DENVER — According to Dr. Carl Clark, Colorado has an opioid crisis.
“Some of our rural communities, It’s absolutely devastating but even in Denver where I am we have three opioid deaths every day,” Clark said.
Colorado State Rep. Leslie Herod shares the doctor’s diagnosis.
“The opioid situation in Colorado and in Denver is definitely a crisis,” she said.
It’s a nationwide crisis as well and that is why the U.S. Surgeon General, Dr. Jerome Adams, is recommending more Americans carry the opioid overdose reversing drug naloxone.
The surgeon general said the number of overdose deaths in the U.S. have doubled from 21,000 in 2010 to 42,000 in 2016.
Some say traditional methods of treatment are not cutting it.
“In the past, it was the jail and the emergency room. That’s a huge problem for all partners who are involved,” Herod said.
Herod said she has no problem getting involved.
“I have Narcan on my desk on the floor in the state Capitol right now,” she said.

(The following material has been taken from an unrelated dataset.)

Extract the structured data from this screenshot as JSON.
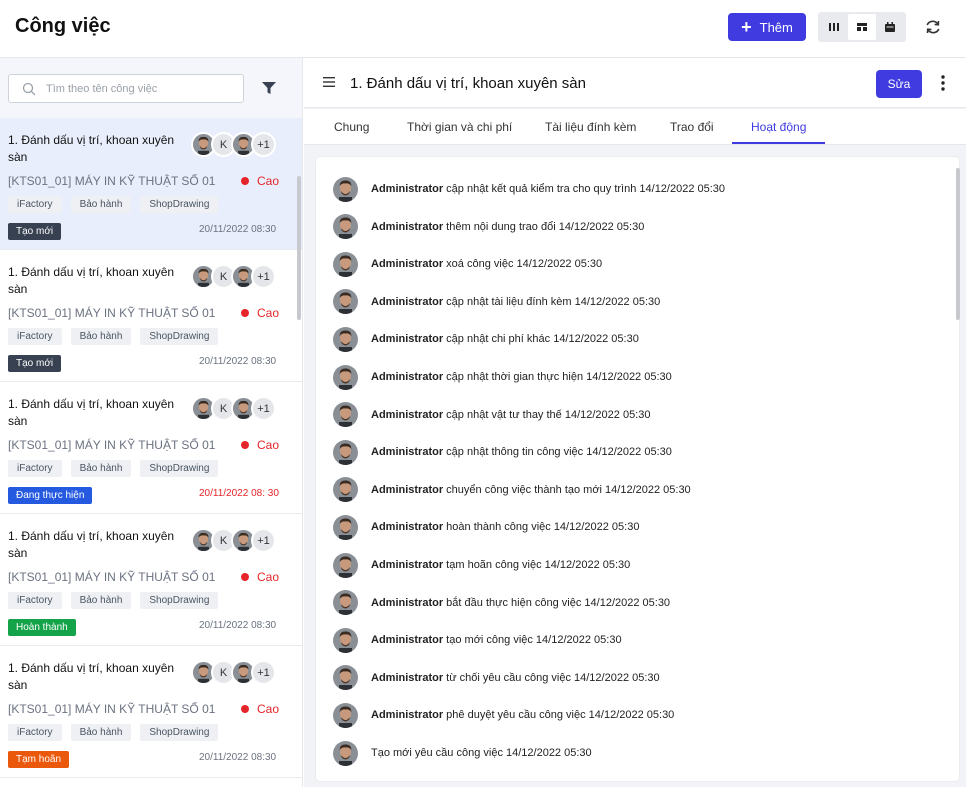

The first step in recovery, she says, is staying alive.
There are several ways to obtain naloxone.